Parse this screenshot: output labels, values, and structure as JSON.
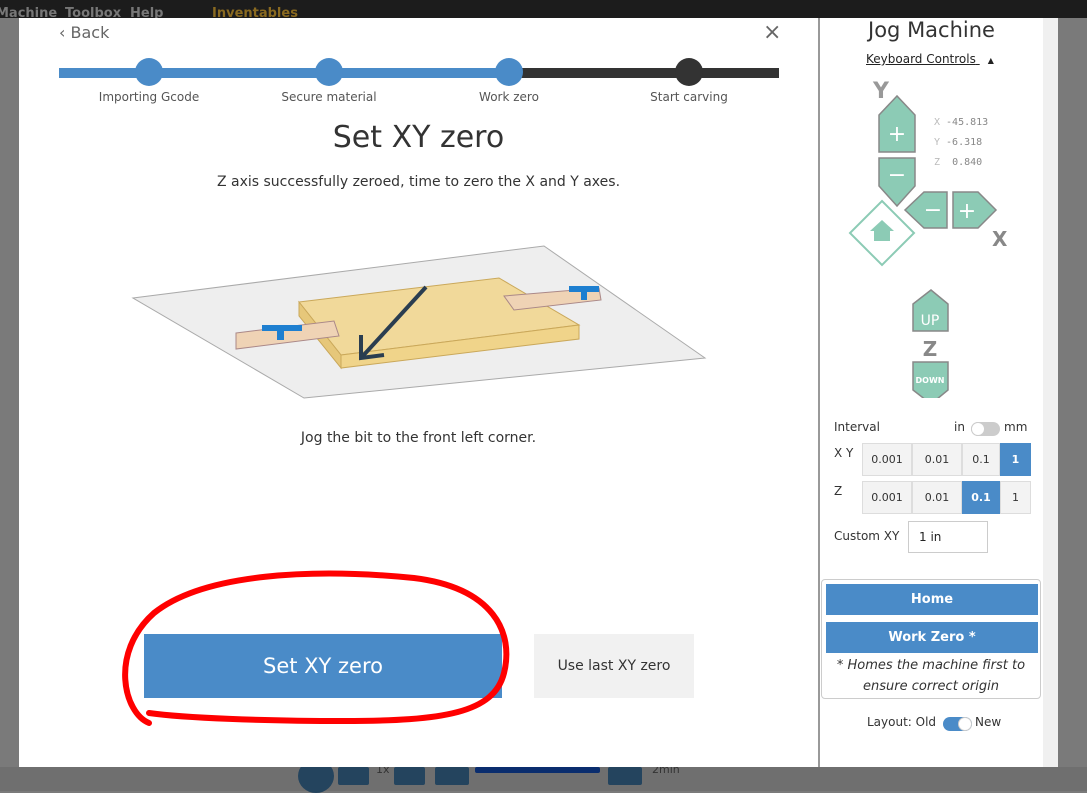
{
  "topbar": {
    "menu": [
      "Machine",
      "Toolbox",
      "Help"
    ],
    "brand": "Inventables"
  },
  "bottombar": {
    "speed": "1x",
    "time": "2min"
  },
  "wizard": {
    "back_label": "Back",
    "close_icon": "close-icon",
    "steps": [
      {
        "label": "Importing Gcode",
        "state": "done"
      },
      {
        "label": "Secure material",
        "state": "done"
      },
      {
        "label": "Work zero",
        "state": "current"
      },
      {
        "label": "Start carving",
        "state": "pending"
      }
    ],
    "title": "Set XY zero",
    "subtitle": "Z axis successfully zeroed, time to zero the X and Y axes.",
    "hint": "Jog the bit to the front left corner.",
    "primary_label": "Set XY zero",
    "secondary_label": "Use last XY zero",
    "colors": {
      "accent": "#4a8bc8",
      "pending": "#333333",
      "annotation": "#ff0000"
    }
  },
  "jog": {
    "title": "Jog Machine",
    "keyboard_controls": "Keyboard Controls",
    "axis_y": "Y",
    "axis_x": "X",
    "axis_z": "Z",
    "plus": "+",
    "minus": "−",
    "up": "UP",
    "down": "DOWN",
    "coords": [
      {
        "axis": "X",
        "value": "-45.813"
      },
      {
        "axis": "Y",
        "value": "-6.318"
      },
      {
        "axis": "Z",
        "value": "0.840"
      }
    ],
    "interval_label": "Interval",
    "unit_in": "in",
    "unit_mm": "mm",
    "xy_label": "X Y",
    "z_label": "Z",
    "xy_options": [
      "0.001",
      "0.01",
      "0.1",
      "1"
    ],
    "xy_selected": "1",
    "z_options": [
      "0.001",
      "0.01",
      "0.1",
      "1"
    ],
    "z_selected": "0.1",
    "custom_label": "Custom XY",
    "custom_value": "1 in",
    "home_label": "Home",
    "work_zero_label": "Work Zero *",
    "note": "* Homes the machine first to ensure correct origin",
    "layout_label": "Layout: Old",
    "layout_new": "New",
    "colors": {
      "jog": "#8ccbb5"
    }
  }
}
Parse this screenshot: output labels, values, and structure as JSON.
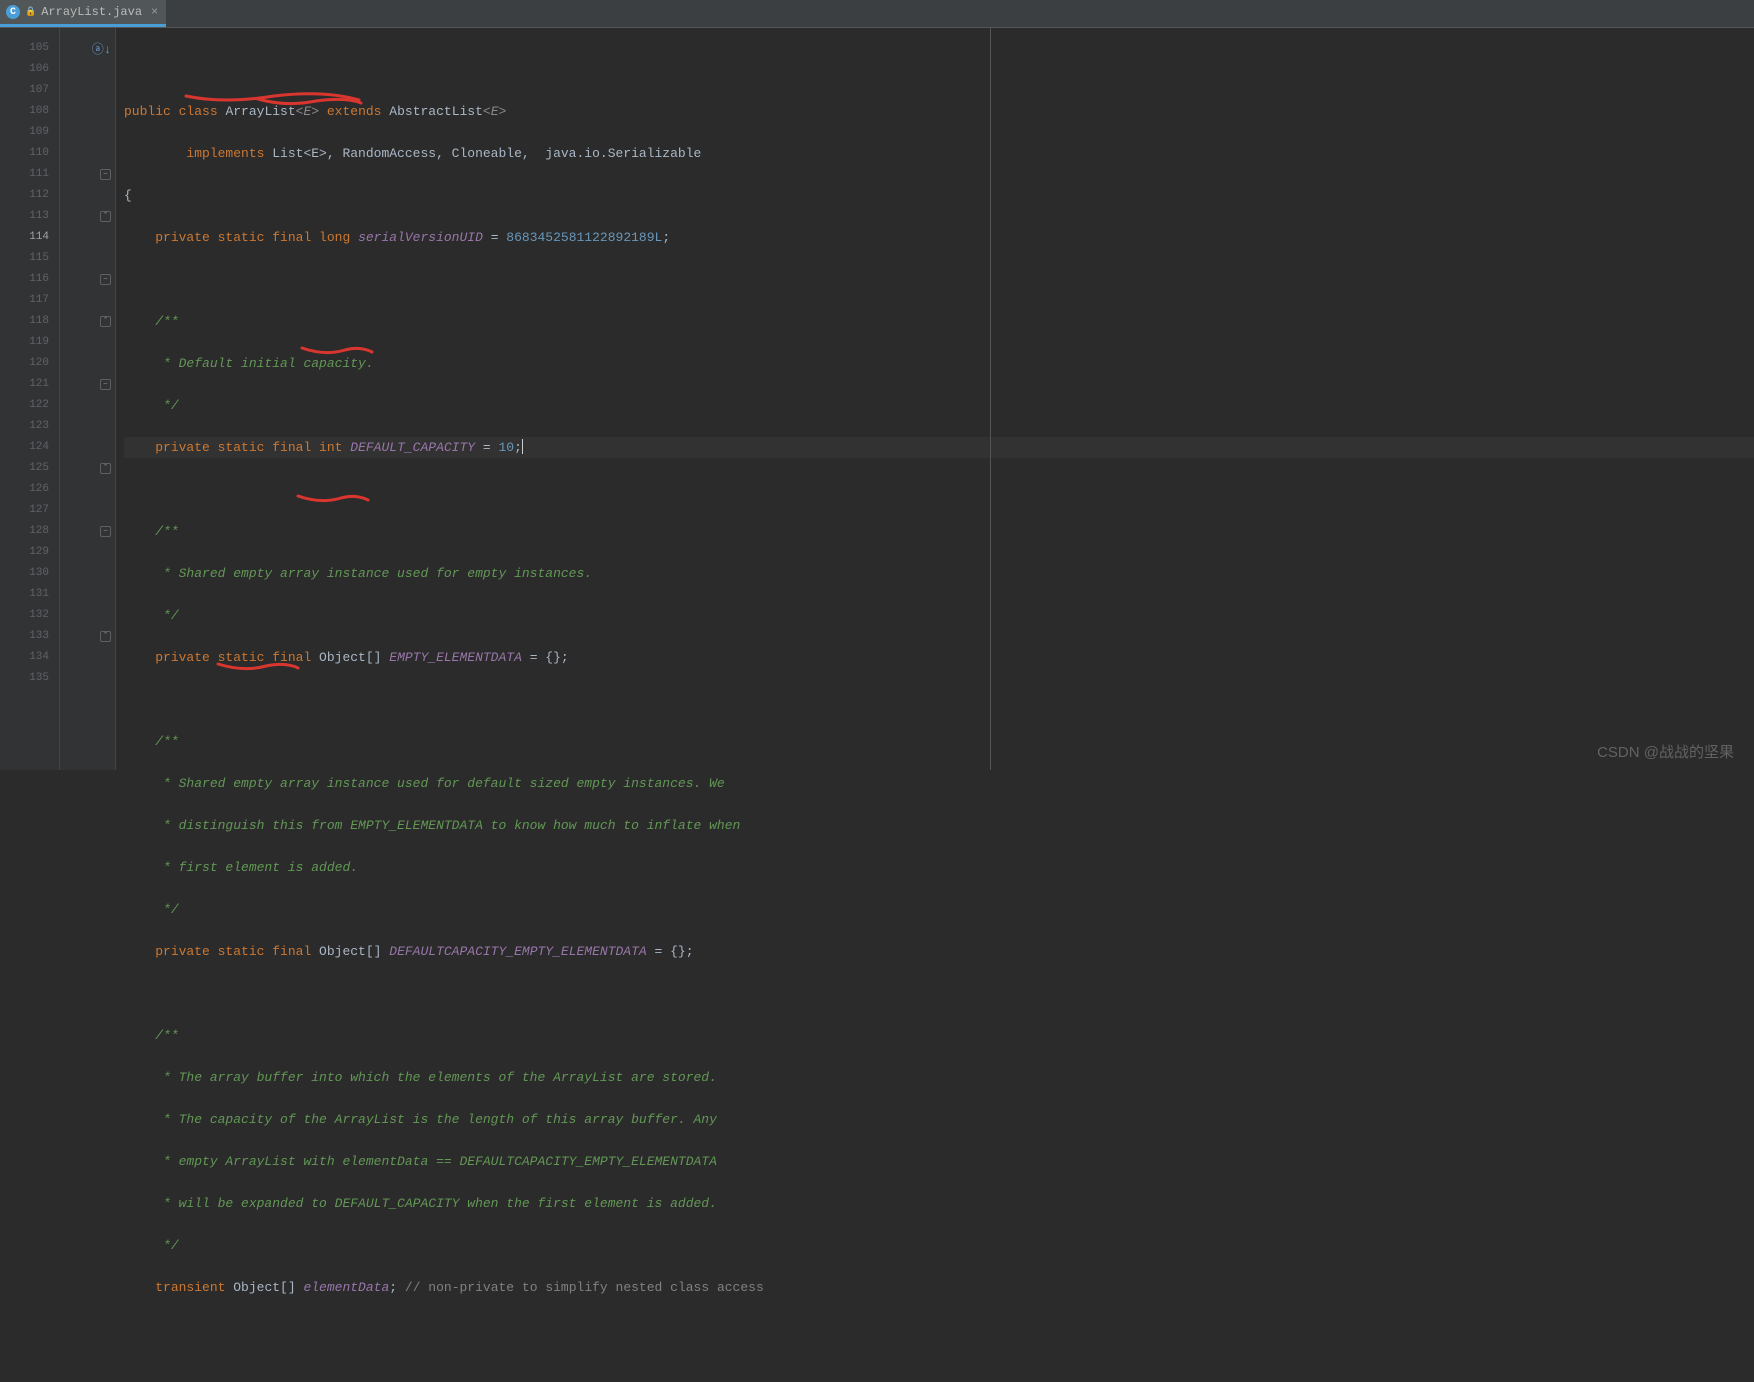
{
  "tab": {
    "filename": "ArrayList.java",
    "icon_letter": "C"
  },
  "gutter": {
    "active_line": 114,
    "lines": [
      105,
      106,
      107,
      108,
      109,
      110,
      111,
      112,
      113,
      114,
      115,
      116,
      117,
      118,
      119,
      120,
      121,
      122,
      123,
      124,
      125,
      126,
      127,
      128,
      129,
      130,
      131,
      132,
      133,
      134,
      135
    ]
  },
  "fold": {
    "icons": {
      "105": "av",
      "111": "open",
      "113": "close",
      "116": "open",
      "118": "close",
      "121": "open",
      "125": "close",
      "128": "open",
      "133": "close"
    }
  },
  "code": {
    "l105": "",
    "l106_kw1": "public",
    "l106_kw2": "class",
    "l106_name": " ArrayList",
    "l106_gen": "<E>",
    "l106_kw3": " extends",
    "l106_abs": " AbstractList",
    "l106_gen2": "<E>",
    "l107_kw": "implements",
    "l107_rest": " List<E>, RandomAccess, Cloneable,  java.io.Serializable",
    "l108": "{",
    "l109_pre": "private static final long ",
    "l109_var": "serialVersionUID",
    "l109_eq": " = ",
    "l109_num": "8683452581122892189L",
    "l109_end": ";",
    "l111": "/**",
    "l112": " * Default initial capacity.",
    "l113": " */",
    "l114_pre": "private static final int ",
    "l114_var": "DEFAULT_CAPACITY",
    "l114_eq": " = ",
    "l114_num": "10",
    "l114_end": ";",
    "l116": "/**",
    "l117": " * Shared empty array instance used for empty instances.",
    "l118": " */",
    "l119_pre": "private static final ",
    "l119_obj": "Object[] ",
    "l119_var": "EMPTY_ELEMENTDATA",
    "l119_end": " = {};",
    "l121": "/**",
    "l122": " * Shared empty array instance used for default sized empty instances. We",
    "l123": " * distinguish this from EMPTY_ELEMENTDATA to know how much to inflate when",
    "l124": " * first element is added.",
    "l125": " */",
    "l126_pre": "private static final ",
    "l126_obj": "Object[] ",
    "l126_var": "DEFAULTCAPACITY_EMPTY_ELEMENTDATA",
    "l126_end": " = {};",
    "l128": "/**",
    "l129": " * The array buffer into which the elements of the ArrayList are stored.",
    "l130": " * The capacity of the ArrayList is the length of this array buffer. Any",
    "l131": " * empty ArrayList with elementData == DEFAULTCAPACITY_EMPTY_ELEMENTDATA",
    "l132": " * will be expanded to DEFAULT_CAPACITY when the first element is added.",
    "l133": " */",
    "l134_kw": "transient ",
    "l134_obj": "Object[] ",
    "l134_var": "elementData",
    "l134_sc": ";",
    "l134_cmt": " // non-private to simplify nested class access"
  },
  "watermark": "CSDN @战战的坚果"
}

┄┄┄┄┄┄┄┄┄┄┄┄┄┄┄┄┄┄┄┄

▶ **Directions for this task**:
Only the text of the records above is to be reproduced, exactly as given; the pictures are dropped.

▶ **Exercise result**:
Parse this screenshot: output labels, values, and structure as JSON.
{
  "topbar": {
    "menu": [
      "Machine",
      "Toolbox",
      "Help"
    ],
    "brand": "Inventables"
  },
  "bottombar": {
    "speed": "1x",
    "time": "2min"
  },
  "wizard": {
    "back_label": "Back",
    "close_icon": "close-icon",
    "steps": [
      {
        "label": "Importing Gcode",
        "state": "done"
      },
      {
        "label": "Secure material",
        "state": "done"
      },
      {
        "label": "Work zero",
        "state": "current"
      },
      {
        "label": "Start carving",
        "state": "pending"
      }
    ],
    "title": "Set XY zero",
    "subtitle": "Z axis successfully zeroed, time to zero the X and Y axes.",
    "hint": "Jog the bit to the front left corner.",
    "primary_label": "Set XY zero",
    "secondary_label": "Use last XY zero",
    "colors": {
      "accent": "#4a8bc8",
      "pending": "#333333",
      "annotation": "#ff0000"
    }
  },
  "jog": {
    "title": "Jog Machine",
    "keyboard_controls": "Keyboard Controls",
    "axis_y": "Y",
    "axis_x": "X",
    "axis_z": "Z",
    "plus": "+",
    "minus": "−",
    "up": "UP",
    "down": "DOWN",
    "coords": [
      {
        "axis": "X",
        "value": "-45.813"
      },
      {
        "axis": "Y",
        "value": "-6.318"
      },
      {
        "axis": "Z",
        "value": "0.840"
      }
    ],
    "interval_label": "Interval",
    "unit_in": "in",
    "unit_mm": "mm",
    "xy_label": "X Y",
    "z_label": "Z",
    "xy_options": [
      "0.001",
      "0.01",
      "0.1",
      "1"
    ],
    "xy_selected": "1",
    "z_options": [
      "0.001",
      "0.01",
      "0.1",
      "1"
    ],
    "z_selected": "0.1",
    "custom_label": "Custom XY",
    "custom_value": "1 in",
    "home_label": "Home",
    "work_zero_label": "Work Zero *",
    "note": "* Homes the machine first to ensure correct origin",
    "layout_label": "Layout: Old",
    "layout_new": "New",
    "colors": {
      "jog": "#8ccbb5"
    }
  }
}
Parse this screenshot: output labels, values, and structure as JSON.
{
  "tab": {
    "filename": "ArrayList.java",
    "icon_letter": "C"
  },
  "gutter": {
    "active_line": 114,
    "lines": [
      105,
      106,
      107,
      108,
      109,
      110,
      111,
      112,
      113,
      114,
      115,
      116,
      117,
      118,
      119,
      120,
      121,
      122,
      123,
      124,
      125,
      126,
      127,
      128,
      129,
      130,
      131,
      132,
      133,
      134,
      135
    ]
  },
  "fold": {
    "icons": {
      "105": "av",
      "111": "open",
      "113": "close",
      "116": "open",
      "118": "close",
      "121": "open",
      "125": "close",
      "128": "open",
      "133": "close"
    }
  },
  "code": {
    "l105": "",
    "l106_kw1": "public",
    "l106_kw2": "class",
    "l106_name": " ArrayList",
    "l106_gen": "<E>",
    "l106_kw3": " extends",
    "l106_abs": " AbstractList",
    "l106_gen2": "<E>",
    "l107_kw": "implements",
    "l107_rest": " List<E>, RandomAccess, Cloneable,  java.io.Serializable",
    "l108": "{",
    "l109_pre": "private static final long ",
    "l109_var": "serialVersionUID",
    "l109_eq": " = ",
    "l109_num": "8683452581122892189L",
    "l109_end": ";",
    "l111": "/**",
    "l112": " * Default initial capacity.",
    "l113": " */",
    "l114_pre": "private static final int ",
    "l114_var": "DEFAULT_CAPACITY",
    "l114_eq": " = ",
    "l114_num": "10",
    "l114_end": ";",
    "l116": "/**",
    "l117": " * Shared empty array instance used for empty instances.",
    "l118": " */",
    "l119_pre": "private static final ",
    "l119_obj": "Object[] ",
    "l119_var": "EMPTY_ELEMENTDATA",
    "l119_end": " = {};",
    "l121": "/**",
    "l122": " * Shared empty array instance used for default sized empty instances. We",
    "l123": " * distinguish this from EMPTY_ELEMENTDATA to know how much to inflate when",
    "l124": " * first element is added.",
    "l125": " */",
    "l126_pre": "private static final ",
    "l126_obj": "Object[] ",
    "l126_var": "DEFAULTCAPACITY_EMPTY_ELEMENTDATA",
    "l126_end": " = {};",
    "l128": "/**",
    "l129": " * The array buffer into which the elements of the ArrayList are stored.",
    "l130": " * The capacity of the ArrayList is the length of this array buffer. Any",
    "l131": " * empty ArrayList with elementData == DEFAULTCAPACITY_EMPTY_ELEMENTDATA",
    "l132": " * will be expanded to DEFAULT_CAPACITY when the first element is added.",
    "l133": " */",
    "l134_kw": "transient ",
    "l134_obj": "Object[] ",
    "l134_var": "elementData",
    "l134_sc": ";",
    "l134_cmt": " // non-private to simplify nested class access"
  },
  "watermark": "CSDN @战战的坚果"
}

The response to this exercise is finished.